That evening, I received a call late in the evening from the TV producer, whose name I will withhold, since I suspect he is a blameless pawn in this game, and might well have incurred substantial costs that he will never be able to recoup. We talked about the rearranged final stage for a while, and then I asked him bluntly if he still actually thought the race was going to happen. This was a week before it was due to start.

 ‘What a strange question,’ he replied. ‘I have two helicopters booked, an SNG (satellite truck) en route from Portugal and all the crew standing by. So, yes, it will happen.’ Now, this I took to be reassuring. TV equipment is often the greatest single expense. This would have been a substantial, six figure investment.

 ‘Well, if you’re sure.’

 ‘Of course.’

 ‘Then I’ll see you in Zagreb.’ But still I had my doubts. On April 17th, the day before they announced the cancellation, my travel was still unresolved and I asked Ivan Črnjarić if his organization could please book me on an Easyjet flight from Split to London after the race. It was a €100 flight. I got a rather puzzling reply.

That was the moment, about two weeks too late when I realised that, let’s face it, the race wasn’t going to happen. And the next day, it all collapsed. Riders were already gearing up for the race. Guys like Hamish Schreuers, for instance…

Črnjarić’s organisation has since issued a statement in which it blames the last minute collapse on the lack of sponsor’s funds materialising, thanks those stakeholders (I guess he means people like me, and many, many more who must have invested considerably into the project) for their faith and support. Ah well.

I have no real view on Črnjarić, never having met him. I certainly have no idea what lies behind his dispute with the organisers of the CRO Race. But, on the other hand, I do feel like I know him a bit. Cycling seems to attract people who over-reach, over-estimate their potential, and then fail to deliver. The UK domestic scene is littered with the carcasses of such grand designs. I don’t mind people who try, as it happens. But I prefer people who try, and succeed, and are transparent in the process.
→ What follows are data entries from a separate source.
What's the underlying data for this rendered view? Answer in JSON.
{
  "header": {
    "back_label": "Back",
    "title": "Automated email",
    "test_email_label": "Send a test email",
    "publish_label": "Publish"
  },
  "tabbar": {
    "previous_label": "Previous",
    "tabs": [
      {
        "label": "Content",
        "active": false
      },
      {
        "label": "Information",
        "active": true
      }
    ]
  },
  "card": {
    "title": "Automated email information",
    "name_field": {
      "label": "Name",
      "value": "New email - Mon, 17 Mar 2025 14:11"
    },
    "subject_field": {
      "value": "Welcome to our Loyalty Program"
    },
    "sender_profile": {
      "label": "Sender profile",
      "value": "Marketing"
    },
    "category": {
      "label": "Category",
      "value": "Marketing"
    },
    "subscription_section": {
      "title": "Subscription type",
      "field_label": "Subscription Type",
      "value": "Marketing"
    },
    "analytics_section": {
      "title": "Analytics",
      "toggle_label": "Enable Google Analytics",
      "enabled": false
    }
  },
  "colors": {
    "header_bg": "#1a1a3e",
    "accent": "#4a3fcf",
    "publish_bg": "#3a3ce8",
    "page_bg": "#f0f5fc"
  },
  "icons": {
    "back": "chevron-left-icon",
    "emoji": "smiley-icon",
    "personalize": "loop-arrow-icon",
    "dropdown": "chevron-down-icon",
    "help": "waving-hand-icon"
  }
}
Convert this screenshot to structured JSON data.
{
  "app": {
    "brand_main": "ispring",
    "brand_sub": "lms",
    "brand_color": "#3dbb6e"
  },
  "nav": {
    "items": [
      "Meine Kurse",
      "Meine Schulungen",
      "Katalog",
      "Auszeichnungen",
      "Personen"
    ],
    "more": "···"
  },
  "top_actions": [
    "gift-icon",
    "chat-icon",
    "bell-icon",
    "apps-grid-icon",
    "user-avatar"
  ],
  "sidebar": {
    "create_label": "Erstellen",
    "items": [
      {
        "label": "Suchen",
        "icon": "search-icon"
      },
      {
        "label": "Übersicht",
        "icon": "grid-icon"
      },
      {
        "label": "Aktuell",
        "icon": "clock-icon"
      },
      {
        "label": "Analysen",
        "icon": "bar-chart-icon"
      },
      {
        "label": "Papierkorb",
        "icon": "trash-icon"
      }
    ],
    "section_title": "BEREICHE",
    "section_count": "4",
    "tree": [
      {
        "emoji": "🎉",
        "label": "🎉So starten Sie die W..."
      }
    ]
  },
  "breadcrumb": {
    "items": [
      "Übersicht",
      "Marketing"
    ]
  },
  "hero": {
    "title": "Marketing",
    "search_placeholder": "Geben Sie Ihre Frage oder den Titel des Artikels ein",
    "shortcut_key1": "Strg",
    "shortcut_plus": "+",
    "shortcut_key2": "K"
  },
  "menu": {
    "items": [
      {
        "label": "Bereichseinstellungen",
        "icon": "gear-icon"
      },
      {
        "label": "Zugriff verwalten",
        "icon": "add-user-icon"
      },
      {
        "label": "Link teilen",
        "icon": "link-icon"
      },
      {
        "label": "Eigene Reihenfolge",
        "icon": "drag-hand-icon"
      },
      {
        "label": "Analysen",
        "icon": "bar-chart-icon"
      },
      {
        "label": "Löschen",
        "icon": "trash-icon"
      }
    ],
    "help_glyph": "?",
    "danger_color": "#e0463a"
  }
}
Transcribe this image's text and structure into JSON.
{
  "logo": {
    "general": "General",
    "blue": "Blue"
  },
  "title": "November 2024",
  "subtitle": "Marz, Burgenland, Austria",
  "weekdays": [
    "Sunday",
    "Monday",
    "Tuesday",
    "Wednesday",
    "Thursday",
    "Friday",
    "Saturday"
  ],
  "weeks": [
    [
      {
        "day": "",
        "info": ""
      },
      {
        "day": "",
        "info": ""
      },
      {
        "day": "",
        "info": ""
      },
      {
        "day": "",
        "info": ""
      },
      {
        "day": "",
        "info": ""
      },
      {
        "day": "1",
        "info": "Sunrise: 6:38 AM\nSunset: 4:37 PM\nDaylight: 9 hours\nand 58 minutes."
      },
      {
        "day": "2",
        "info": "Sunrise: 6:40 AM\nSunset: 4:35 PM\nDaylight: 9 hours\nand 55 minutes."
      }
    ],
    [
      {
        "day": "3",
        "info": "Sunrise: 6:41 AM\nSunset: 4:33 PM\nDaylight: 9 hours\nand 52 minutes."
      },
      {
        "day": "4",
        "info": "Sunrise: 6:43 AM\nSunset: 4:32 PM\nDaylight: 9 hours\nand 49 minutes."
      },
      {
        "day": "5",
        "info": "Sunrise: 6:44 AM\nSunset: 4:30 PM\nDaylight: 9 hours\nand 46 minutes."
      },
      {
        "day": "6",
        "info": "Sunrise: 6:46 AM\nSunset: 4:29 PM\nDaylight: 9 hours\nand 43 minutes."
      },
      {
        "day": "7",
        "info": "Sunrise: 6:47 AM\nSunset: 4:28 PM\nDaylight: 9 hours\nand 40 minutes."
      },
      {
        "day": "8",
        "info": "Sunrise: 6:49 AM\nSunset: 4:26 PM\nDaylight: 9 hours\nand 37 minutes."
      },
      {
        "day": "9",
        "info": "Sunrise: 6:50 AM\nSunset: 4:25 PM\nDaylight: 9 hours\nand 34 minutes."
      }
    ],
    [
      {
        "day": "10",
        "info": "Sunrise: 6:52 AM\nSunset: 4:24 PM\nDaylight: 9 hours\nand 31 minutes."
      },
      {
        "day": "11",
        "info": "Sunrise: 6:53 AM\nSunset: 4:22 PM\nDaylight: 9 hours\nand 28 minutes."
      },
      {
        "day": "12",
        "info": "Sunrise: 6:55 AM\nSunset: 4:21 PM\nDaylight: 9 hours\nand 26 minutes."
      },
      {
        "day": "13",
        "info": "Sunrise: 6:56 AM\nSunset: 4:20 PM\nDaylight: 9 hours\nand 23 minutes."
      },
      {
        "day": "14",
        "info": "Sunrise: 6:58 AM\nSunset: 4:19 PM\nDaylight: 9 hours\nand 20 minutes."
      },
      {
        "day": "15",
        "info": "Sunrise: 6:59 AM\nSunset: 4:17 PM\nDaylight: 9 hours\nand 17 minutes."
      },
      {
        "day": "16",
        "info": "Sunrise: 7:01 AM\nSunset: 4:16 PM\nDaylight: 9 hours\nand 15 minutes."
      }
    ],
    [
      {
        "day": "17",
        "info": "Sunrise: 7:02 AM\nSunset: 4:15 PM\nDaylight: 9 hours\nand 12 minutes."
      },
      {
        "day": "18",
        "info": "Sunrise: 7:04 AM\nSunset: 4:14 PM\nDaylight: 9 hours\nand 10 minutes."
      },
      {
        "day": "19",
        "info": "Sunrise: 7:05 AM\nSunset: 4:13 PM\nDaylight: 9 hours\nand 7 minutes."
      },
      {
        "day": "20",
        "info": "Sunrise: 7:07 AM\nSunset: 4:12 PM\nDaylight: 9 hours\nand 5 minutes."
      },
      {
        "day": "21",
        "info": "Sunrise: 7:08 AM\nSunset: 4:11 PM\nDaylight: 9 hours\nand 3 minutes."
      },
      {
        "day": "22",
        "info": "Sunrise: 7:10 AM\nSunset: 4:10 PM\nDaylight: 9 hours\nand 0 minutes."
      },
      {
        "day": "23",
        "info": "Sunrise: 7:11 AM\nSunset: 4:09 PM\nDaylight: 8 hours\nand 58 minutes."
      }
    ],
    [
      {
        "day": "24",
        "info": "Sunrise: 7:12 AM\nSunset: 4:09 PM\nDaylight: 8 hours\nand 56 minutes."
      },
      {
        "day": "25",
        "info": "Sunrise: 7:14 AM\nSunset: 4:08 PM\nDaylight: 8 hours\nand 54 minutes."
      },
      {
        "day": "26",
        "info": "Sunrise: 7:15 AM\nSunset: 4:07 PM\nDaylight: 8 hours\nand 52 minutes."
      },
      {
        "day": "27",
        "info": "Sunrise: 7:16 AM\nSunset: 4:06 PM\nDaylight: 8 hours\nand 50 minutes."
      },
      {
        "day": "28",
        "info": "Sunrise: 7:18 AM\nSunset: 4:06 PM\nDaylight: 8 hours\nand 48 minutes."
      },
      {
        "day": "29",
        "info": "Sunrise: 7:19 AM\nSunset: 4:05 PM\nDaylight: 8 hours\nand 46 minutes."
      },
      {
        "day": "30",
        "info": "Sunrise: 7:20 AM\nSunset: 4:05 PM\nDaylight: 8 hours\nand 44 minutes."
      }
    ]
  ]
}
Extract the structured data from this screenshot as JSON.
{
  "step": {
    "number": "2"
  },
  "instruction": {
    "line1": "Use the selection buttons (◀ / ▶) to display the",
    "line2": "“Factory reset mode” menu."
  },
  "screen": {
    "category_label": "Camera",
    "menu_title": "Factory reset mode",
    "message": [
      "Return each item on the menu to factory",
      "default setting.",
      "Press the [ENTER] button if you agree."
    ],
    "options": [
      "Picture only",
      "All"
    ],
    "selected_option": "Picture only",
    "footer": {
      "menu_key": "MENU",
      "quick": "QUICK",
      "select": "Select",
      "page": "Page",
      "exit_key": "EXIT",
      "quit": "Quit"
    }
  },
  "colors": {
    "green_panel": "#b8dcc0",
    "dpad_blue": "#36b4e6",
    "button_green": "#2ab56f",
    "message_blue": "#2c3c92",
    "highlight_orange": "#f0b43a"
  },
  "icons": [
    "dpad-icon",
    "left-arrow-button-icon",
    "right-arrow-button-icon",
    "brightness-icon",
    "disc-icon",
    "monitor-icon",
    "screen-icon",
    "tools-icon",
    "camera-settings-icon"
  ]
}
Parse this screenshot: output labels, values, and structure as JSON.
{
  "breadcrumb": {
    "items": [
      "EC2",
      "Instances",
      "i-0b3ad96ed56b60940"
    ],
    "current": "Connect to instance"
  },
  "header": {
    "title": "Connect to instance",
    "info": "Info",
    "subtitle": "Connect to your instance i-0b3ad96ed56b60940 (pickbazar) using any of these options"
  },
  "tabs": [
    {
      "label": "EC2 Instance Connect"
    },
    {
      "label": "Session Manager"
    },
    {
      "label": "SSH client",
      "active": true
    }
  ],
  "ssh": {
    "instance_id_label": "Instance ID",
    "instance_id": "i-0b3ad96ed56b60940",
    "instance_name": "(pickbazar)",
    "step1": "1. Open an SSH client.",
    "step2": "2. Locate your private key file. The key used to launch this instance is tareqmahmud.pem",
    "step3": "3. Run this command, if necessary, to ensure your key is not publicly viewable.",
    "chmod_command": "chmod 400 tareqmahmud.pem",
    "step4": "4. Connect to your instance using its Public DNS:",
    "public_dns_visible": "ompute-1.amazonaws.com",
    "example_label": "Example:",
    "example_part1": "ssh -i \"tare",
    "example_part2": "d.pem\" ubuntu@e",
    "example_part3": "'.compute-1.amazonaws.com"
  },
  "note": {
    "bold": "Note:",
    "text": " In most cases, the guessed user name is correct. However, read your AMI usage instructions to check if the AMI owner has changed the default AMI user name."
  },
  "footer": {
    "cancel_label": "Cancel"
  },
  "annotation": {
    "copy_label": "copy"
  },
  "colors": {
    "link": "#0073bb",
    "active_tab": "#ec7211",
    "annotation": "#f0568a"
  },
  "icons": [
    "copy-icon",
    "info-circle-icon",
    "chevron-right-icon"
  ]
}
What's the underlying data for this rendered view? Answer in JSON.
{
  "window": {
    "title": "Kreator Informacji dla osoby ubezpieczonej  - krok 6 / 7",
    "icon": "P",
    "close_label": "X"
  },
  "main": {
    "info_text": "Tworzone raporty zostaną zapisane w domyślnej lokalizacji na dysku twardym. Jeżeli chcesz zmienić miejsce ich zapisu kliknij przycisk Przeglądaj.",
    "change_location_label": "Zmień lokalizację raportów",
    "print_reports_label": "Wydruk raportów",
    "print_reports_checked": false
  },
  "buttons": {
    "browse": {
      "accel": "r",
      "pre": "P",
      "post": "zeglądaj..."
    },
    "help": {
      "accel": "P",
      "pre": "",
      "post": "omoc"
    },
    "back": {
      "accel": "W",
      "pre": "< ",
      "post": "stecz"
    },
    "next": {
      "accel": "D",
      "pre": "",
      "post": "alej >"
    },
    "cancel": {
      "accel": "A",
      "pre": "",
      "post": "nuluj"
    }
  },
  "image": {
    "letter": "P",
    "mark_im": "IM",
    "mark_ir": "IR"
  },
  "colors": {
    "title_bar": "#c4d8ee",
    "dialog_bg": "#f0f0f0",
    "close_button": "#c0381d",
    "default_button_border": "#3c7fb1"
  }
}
So there we have it. The CRO Race might never get its more straightforward name back. But it’s in October, if you’re interested.

You’ll find me in the garden. In Lewisham.